Tanya Auger normally commutes from the Port Alberni area to Parksville, where she works in childcare, but has been stuck on the Parksville side for more than a week.
“I’m not the only one. There’s a lot of people in this situation on this side and on the Port side,” she said. “It’s an act of God, it’s a natural disaster, I get it. But, I mean when people are stuck, there’s no resources.”
Auger said she is frustrated both with the lack of a reception centre and that the only detour is lengthy and difficult to traverse for many vehicles.
The detour is being prioritized for “essential” travel only to ensure the movement of goods like food and fuel, according to the B.C. Ministry of Transportation and Infrastructure.
Auger is a single parent and said she is fortunate that there are grandparents who can look after her child while she is stuck in Parksville.
“Some people are sleeping in their cars,” she said. “Luckily for me, I am staying, my employer is letting me stay there.
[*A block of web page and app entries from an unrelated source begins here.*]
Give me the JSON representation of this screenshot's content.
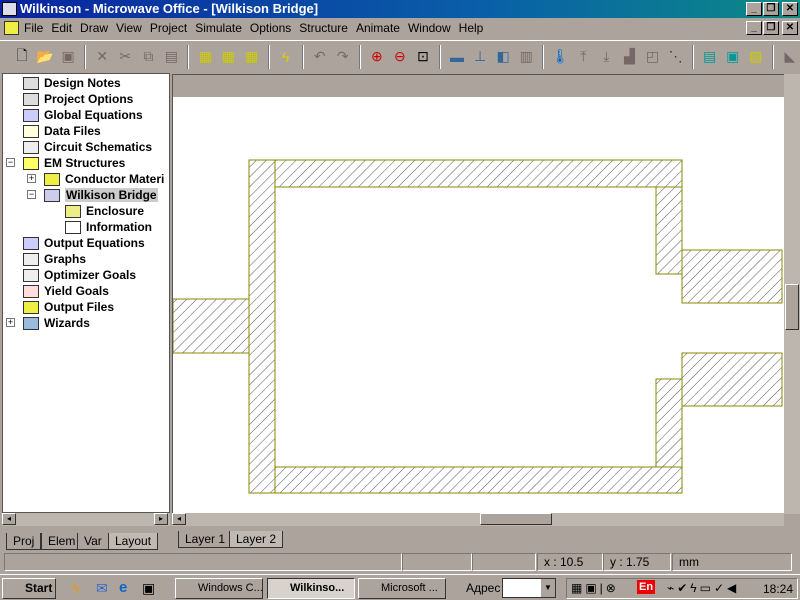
{
  "window": {
    "title": "Wilkinson - Microwave Office - [Wilkison Bridge]"
  },
  "menu": [
    "File",
    "Edit",
    "Draw",
    "View",
    "Project",
    "Simulate",
    "Options",
    "Structure",
    "Animate",
    "Window",
    "Help"
  ],
  "tree": [
    {
      "label": "Design Notes",
      "icon": "notes-icon"
    },
    {
      "label": "Project Options",
      "icon": "options-icon"
    },
    {
      "label": "Global Equations",
      "icon": "equations-icon"
    },
    {
      "label": "Data Files",
      "icon": "folder-icon"
    },
    {
      "label": "Circuit Schematics",
      "icon": "schematic-icon"
    },
    {
      "label": "EM Structures",
      "icon": "em-icon"
    },
    {
      "label": "Conductor Materi",
      "icon": "conductor-icon"
    },
    {
      "label": "Wilkison Bridge",
      "icon": "em-structure-icon"
    },
    {
      "label": "Enclosure",
      "icon": "enclosure-icon"
    },
    {
      "label": "Information",
      "icon": "info-icon"
    },
    {
      "label": "Output Equations",
      "icon": "equations-icon"
    },
    {
      "label": "Graphs",
      "icon": "graph-icon"
    },
    {
      "label": "Optimizer Goals",
      "icon": "goals-icon"
    },
    {
      "label": "Yield Goals",
      "icon": "yield-icon"
    },
    {
      "label": "Output Files",
      "icon": "output-icon"
    },
    {
      "label": "Wizards",
      "icon": "wizard-icon"
    }
  ],
  "left_tabs": [
    "Proj",
    "Elem",
    "Var",
    "Layout"
  ],
  "layer_tabs": [
    "Layer 1",
    "Layer 2"
  ],
  "status": {
    "x": "x : 10.5",
    "y": "y : 1.75",
    "unit": "mm"
  },
  "taskbar": {
    "start": "Start",
    "tasks": [
      "Windows C...",
      "Wilkinso...",
      "Microsoft ..."
    ],
    "address_label": "Адрес",
    "clock": "18:24",
    "lang": "En"
  },
  "colors": {
    "title_start": "#0a24a0",
    "conductor_edge": "#8a8a00"
  }
}
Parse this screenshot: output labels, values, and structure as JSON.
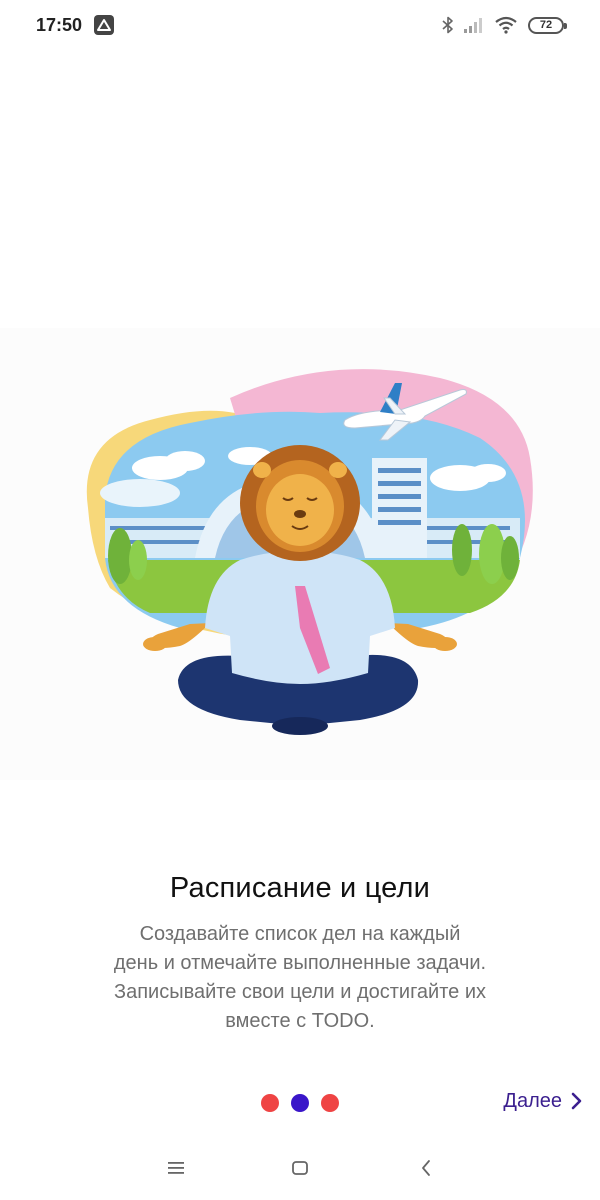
{
  "status_bar": {
    "time": "17:50",
    "battery": "72",
    "icons": [
      "app-notification-icon",
      "bluetooth-icon",
      "signal-icon",
      "wifi-icon",
      "battery-icon"
    ]
  },
  "onboarding": {
    "title": "Расписание и цели",
    "description_lines": [
      "Создавайте список дел на каждый",
      "день и отмечайте выполненные задачи.",
      "Записывайте свои цели и достигайте их",
      "вместе с TODO."
    ],
    "illustration": "lion-meditating-airport-illustration",
    "page_index": 2,
    "page_count": 3
  },
  "pager": {
    "active_color": "#3a16c9",
    "inactive_color": "#ef4444"
  },
  "next_button": {
    "label": "Далее",
    "color": "#3b1f8f"
  },
  "nav_bar": {
    "buttons": [
      "menu-icon",
      "home-icon",
      "back-icon"
    ]
  }
}
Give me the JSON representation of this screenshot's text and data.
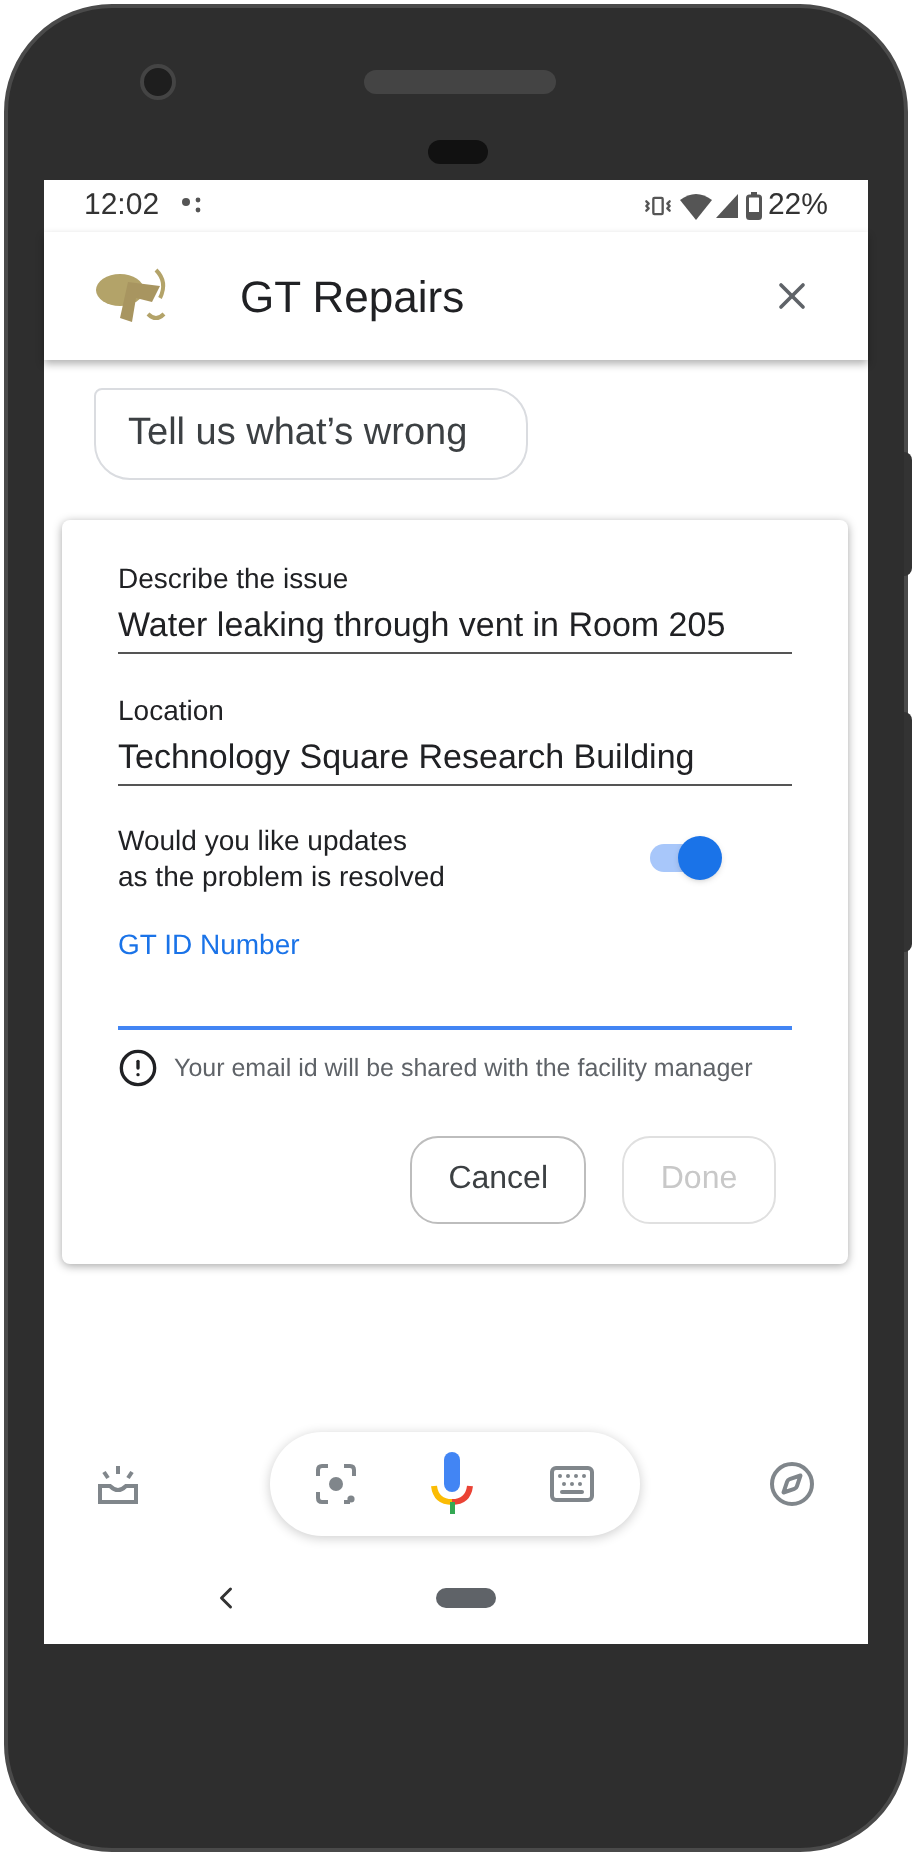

But I don’t want to overstay my welcome either.”
By next weekend (June 24-25), the ministry hopes to have Highway 4 re-opened to single-lane alternating traffic. A full re-opening of the highway is tentatively planned for mid-July.
Janelle Staite, deputy director for the ministry, said that a 1.5-kilometre section of highway has been impacted by the fire. Although the pavement condition remains “intact,” Staite says some pieces of roadside barrier have been dislodged and require repairs.
Before highway crews can start work on repairing the roadway, BC Wildfire Service will undertake an assessment of the slope. The fire caused “significant” impact to the stability of trees above the highway, so there will be controlled cuts of trees to eliminate these hazards. Some rock containment netting will be installed along the highway to catch any material coming down the slope.
As of Thursday afternoon, the Cameron Bluffs wildfire was being held at 229-hectares, according to BC Wildfire Service, down from 254-hectares earlier this week. It is no longer considered out of control, which means it is “not likely to spread beyond predetermined boundaries under current conditions.”
—With a file from Elena Rardon